  • Modify the record and update or delete the record.

4. Update the Audit Entry.

  • Enter the audit entry URL + the sys_id. For example: https://.servicenow.com/sys_audit_list.do?sysparm_query=documentkey=85befb1c4a34bb12013b216a9fd5fee8
  • Locate the journal entry.
  • Modify the record and update or delete the record.

5. Rebuild the History Set. This is only required when you do not use direct
auditing and the property glide.sys.activity_using_audit_direct is
set to false.

  • Locate all History Set records for the item whose history needs to be rebuilt by entering the history set URL + the sys_id. For example: https://.service-now.com/sys_history_set_list.do?sysparm_query=id=85befb1c4a34bb12013b216a9fd5fee8
  • Click the Delete button for each History Set. This will delete the History Set, not the audit data. The History Set will be rebuilt with the corrected audit and journal information as soon as a user views the item.

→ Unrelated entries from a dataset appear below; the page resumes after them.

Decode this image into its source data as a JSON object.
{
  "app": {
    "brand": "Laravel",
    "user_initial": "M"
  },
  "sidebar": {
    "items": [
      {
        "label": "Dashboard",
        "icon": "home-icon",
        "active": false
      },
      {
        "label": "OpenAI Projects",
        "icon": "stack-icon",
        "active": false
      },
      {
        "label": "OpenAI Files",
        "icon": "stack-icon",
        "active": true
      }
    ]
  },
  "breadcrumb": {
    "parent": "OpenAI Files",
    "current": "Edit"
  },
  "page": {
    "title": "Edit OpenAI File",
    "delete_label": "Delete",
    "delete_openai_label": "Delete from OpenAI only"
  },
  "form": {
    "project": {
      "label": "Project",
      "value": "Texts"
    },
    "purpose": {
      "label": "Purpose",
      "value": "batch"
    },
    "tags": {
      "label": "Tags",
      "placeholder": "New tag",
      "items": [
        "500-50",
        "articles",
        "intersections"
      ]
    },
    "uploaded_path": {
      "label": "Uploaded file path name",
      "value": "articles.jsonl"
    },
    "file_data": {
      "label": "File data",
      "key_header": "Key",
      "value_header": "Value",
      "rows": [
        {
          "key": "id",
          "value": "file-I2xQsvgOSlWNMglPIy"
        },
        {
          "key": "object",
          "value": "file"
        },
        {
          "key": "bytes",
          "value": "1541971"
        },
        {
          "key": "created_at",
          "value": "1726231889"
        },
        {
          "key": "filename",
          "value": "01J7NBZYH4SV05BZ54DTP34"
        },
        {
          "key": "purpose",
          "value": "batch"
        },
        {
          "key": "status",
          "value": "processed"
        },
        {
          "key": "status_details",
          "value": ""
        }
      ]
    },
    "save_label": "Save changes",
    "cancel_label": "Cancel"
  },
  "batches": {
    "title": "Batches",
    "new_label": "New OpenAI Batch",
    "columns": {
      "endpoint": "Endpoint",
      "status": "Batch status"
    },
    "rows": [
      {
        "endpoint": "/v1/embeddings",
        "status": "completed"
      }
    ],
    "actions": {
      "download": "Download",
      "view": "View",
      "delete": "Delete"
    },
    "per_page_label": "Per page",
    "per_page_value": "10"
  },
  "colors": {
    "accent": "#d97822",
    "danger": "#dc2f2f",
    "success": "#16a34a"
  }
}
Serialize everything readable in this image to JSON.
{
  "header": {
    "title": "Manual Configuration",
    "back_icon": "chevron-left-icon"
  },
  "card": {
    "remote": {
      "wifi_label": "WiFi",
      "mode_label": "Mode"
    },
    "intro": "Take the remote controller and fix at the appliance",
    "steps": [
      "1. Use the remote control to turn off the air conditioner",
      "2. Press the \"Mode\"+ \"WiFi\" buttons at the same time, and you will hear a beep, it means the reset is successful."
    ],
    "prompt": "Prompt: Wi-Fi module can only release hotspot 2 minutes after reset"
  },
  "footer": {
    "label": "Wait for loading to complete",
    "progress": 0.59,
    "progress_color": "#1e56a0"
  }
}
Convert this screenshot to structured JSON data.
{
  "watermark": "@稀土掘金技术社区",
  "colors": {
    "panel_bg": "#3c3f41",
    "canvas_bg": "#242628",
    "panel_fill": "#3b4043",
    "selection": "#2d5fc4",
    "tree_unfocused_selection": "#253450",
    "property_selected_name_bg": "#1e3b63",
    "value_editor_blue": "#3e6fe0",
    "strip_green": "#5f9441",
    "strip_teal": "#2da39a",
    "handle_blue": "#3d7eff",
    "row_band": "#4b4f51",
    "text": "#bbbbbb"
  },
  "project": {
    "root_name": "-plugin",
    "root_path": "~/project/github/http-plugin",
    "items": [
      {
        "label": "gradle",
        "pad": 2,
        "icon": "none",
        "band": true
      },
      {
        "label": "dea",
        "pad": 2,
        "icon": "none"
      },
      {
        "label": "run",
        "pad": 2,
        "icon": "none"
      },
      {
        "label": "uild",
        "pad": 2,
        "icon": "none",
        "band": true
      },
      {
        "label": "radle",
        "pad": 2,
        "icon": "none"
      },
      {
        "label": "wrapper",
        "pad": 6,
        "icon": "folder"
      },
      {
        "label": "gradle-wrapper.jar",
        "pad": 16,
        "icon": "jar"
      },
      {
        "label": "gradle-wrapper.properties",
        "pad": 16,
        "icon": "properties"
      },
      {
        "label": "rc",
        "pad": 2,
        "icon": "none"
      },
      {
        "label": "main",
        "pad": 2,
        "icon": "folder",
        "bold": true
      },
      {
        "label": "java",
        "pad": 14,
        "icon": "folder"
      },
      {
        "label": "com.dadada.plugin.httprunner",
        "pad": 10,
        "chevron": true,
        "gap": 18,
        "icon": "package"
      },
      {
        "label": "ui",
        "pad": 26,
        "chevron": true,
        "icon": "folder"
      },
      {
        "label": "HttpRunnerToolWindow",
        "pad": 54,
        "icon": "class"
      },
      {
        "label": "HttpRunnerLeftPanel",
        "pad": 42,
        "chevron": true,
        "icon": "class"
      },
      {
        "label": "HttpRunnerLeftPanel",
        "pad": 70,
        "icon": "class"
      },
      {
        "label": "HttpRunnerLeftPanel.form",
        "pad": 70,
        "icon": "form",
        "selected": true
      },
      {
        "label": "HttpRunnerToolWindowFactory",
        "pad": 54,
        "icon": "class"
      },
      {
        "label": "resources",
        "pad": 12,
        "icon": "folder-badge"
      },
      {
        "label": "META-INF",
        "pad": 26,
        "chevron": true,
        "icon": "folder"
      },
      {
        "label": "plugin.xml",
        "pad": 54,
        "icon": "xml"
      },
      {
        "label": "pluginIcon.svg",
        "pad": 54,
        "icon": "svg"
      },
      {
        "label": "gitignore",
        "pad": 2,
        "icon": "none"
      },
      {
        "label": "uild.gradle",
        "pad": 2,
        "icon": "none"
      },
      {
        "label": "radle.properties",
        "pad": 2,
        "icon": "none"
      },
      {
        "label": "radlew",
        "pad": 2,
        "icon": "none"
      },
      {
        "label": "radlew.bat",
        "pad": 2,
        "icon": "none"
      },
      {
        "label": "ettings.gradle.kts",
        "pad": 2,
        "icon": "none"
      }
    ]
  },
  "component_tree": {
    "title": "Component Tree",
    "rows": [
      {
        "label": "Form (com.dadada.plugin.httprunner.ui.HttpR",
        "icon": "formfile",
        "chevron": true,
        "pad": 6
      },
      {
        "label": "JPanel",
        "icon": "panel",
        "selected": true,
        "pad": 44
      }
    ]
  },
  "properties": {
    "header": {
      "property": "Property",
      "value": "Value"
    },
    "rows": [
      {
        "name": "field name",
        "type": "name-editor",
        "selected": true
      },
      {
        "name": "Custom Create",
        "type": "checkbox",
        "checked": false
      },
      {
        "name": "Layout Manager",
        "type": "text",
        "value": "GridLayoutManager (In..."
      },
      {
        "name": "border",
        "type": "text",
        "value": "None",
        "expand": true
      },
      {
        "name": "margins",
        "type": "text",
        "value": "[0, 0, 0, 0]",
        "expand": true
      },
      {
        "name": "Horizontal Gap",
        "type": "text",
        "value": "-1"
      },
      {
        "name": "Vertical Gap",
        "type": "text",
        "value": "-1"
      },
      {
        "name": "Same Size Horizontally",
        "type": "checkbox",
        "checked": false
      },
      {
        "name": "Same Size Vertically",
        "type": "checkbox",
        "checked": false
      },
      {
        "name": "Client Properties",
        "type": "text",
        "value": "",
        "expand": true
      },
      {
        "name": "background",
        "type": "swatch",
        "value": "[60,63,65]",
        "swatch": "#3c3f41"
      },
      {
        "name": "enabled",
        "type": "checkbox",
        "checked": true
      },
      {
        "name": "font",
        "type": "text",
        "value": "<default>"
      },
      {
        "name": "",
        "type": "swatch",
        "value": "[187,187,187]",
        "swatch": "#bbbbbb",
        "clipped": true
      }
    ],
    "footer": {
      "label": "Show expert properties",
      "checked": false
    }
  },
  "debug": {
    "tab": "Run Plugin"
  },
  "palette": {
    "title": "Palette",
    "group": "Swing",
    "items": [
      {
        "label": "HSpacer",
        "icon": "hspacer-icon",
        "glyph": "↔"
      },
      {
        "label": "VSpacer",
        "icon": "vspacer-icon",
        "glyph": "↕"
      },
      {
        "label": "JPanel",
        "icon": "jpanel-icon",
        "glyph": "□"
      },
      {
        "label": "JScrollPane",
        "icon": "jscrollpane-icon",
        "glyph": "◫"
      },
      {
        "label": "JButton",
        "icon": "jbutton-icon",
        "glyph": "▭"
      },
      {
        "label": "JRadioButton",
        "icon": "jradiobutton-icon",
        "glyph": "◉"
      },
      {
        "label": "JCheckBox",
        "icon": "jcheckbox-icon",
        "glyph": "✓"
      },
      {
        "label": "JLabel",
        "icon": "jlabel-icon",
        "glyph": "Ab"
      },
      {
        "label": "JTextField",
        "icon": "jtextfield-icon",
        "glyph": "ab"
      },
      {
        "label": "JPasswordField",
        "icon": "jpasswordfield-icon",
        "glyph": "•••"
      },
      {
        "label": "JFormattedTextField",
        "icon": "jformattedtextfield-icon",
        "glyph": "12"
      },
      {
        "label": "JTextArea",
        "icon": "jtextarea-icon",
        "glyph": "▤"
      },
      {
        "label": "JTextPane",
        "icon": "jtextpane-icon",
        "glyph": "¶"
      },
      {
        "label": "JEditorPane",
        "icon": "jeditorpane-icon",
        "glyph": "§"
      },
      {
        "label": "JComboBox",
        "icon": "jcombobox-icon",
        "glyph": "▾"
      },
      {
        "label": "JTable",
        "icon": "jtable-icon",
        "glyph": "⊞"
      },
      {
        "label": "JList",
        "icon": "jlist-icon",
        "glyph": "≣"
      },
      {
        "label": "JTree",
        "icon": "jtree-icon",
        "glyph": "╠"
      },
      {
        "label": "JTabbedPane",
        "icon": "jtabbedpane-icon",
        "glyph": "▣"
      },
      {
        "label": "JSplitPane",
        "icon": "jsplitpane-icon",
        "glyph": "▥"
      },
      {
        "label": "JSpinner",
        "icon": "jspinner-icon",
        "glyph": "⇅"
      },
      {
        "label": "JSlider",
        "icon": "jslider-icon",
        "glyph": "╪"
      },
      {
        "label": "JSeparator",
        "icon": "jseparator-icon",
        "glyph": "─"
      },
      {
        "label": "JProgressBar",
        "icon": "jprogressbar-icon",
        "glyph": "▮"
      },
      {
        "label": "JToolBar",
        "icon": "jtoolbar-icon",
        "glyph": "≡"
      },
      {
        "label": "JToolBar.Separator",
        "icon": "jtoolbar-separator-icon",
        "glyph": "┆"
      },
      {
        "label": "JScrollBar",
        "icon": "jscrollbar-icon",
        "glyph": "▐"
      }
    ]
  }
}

7. Delete Multiple

You can also use the deleteMultiple GlideRecord method now if you are deleting a lot of records.


Restore Records

You should take many precautions when deleting records, don't start a delete if you didn't mean it.  Unfortunately I know that in the real world we make mistakes.

If you did a gs.sql statement, you might need to start a restore from backup or from another instance.  However if you did one of the other types of deletes, you can restore the records using the Deleted Records module.

You can also stop an active script by killing an active transaction.


Session Timeouts

Sometimes when you run a large script, update, or deletion, ServiceNow will process and you are prevented from continuing that browser session until it is completed.  On very large transactions, the browser can timeout.

That is ok, when ServiceNow times out or processes, it will continue to run when your browser is closed.

If you are an impatient or busy person, you can always open a different browser to continue to work in ServiceNow as the transaction processes.  You can also use Google Chrome's incognito mode to open up another session of ServiceNow as well.